### EXERCISE REQUIREMENTS
Among the lines of the material, copy those that hold the string "Service".

### DATA
-*-

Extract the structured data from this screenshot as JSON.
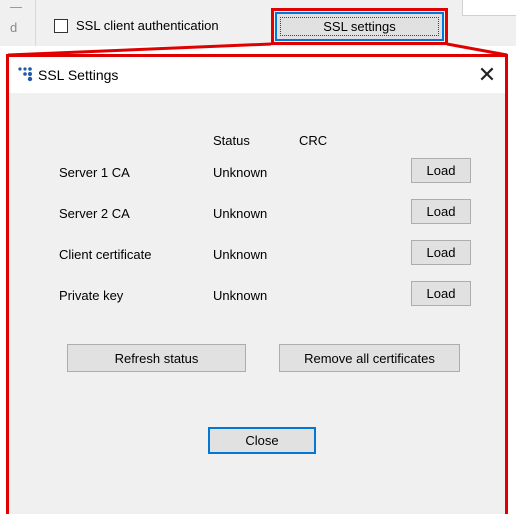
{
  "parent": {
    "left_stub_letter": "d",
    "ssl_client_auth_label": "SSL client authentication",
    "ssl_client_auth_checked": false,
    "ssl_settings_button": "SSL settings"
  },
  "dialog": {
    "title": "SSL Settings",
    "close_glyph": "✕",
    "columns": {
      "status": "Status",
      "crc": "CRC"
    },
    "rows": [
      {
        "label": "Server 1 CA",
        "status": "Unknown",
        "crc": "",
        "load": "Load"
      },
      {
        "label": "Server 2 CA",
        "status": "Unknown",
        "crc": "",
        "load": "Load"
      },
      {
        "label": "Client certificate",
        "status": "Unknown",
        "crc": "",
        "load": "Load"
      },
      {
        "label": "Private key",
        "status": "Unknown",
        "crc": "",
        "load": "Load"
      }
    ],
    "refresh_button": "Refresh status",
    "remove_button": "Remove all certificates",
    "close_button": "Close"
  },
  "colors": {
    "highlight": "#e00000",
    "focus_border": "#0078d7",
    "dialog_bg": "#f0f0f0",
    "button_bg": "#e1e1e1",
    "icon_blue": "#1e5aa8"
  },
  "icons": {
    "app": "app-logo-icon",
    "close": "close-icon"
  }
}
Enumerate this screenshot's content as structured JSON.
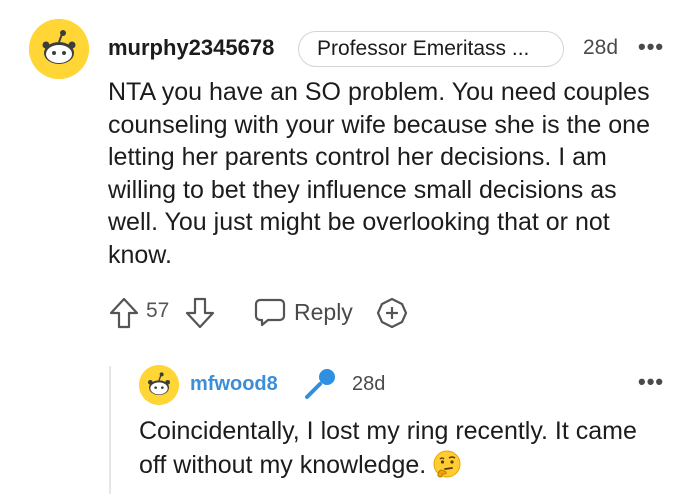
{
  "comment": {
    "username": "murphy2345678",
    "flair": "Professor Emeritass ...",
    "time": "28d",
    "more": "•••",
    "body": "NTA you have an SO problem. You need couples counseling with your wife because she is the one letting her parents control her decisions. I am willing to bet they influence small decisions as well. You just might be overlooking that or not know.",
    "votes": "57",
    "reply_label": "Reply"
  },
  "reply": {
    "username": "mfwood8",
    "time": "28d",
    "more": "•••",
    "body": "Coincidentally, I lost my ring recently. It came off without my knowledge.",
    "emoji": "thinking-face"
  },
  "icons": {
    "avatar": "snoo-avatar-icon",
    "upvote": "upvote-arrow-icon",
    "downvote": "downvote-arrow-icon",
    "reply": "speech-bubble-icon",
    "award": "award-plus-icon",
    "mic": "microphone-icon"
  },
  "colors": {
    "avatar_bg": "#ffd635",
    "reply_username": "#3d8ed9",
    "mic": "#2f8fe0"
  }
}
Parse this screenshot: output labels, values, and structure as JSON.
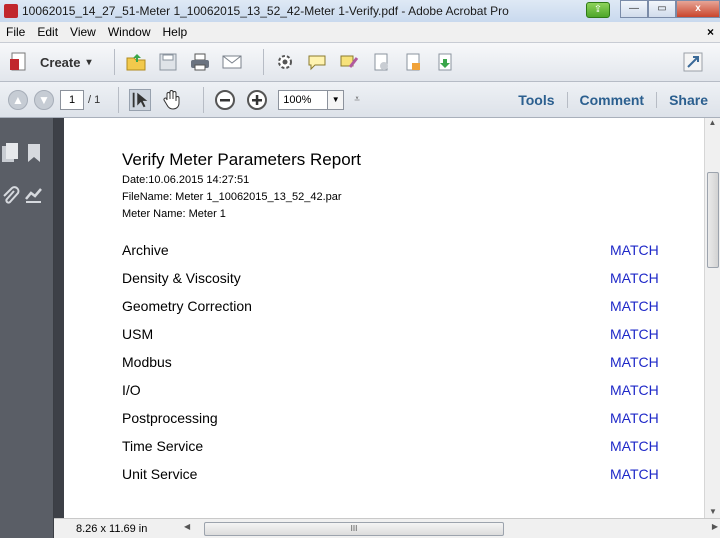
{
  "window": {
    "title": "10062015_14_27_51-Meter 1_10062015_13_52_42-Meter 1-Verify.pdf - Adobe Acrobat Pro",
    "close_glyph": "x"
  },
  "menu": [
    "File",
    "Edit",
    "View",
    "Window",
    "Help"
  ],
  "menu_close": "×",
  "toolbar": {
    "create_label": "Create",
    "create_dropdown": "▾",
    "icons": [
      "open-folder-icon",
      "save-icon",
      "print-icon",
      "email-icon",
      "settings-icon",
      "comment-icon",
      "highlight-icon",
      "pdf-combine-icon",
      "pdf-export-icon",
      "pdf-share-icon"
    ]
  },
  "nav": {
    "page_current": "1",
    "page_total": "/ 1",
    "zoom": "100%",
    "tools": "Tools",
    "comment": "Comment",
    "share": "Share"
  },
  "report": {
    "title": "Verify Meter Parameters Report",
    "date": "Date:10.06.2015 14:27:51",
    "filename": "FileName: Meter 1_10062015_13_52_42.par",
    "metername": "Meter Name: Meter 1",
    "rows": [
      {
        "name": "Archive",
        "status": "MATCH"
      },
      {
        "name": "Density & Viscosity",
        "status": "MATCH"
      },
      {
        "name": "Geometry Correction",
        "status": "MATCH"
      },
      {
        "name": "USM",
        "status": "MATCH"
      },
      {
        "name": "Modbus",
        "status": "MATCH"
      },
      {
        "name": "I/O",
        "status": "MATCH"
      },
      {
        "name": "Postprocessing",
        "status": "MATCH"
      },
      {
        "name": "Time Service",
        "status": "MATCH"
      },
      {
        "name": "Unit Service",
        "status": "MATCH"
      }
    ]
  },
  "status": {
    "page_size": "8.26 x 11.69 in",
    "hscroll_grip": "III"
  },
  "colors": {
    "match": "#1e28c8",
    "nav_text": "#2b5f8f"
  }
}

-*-

### SOLUTION FOR THIS EXERCISE
        "name": "Time Service",
        "name": "Unit Service",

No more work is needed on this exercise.